About the same time, the boat’s main engine and generator shut down. Coast Guard watchstanders dispatched 45-foot rescue boat was dispatched from the Pascagoula station, while the Lucky Angel crew had launched their life raft that was stowed on the wheelhouse, but the emergency position indicating radio beacon and life jackets inside the wheelhouse were now inaccessible due to the smoke and left on board.
The crew were recovered by the Coast Guard rescue boat at 11:27 p.m. The Lucky Angel continued to burn through the next day and sank Dec. 12 about 3.5 miles south of Horn Island, Miss.
No pre- or post-purchase survey of the Lucky Angel was commissioned, and the captain stated he had made no modifications to the electrical system of the boat, according to the NTSB, which could find no maintenance records for the vessel.
The Lucky Angel successfully completed a mandatory Coast Guard commercial fishing vessel dockside safety exam on May 9, 2017 and was not required to undergo its next exam until May 2022.
Since the main diesel and generator diesels continued to operate after the fire started, investigators concluded the source of ignition was electrical sparking seen by the captain.
“If the wiring was original, dating back to 1968, it may have deteriorated due to decades of being subjected to the atmosphere and chemicals found in a hot engine room environment,” the report notes.

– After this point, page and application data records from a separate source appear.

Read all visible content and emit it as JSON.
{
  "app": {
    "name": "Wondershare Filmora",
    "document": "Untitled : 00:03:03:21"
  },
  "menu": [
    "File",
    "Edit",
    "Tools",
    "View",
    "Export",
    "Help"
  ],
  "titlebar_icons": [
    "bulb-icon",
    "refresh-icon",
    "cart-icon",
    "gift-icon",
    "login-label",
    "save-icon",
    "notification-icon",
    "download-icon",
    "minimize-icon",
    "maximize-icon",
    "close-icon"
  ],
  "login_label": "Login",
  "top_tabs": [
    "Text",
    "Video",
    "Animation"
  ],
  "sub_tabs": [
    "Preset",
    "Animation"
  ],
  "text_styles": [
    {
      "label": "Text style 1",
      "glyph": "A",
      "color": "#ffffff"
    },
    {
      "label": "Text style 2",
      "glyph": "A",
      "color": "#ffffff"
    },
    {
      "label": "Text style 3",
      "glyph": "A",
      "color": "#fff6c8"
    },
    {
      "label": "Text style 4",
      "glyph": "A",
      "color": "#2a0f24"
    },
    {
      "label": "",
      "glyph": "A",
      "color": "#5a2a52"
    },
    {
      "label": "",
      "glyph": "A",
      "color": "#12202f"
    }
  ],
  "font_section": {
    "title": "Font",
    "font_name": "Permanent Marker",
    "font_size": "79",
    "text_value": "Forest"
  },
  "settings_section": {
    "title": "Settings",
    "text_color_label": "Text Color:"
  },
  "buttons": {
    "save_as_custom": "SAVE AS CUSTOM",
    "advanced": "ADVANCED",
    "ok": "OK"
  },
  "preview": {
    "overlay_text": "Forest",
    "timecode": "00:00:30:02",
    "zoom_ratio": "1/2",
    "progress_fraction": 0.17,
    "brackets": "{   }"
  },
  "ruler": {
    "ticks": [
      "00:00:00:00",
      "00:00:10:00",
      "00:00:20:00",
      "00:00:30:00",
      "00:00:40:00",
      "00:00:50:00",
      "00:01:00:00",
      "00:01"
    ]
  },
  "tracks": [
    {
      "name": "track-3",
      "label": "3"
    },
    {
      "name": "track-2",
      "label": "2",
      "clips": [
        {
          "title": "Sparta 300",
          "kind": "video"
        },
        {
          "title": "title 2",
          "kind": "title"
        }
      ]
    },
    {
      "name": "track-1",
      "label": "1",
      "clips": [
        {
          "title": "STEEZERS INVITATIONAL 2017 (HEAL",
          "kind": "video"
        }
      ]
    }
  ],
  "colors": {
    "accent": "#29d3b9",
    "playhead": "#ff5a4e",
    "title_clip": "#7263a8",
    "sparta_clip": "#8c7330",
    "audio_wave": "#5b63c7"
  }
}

“Chafing from the material used to support the wiring, due to a vessel’s motion at sea or vibration from vessel machinery, could have also caused the wires’ insulation to fail. In either case, a failure in the floodlights and aft bilge pump wiring insulation likely caused arcing, which was the ignition source to the ensuing fire.”
The arcing likely ignited “nearby combustible material (such as fuel or lube oil, grease, rags, or even the insulation to the wiring) to initiate and sustain combustion, which obtained oxygen through open engine room vents,” the report says.
“The fire then likely spread from the engine room to other combustibles in the house of the Lucky Angel as evidenced by the smoke and flames in the picture taken of the fishing vessel on the day after the fire started. Eventually, damage from the engine room fire likely caused a failure in hoses or piping connected to a through-hull fitting for a sea water system that allowed water to enter the hull and sink the vessel.”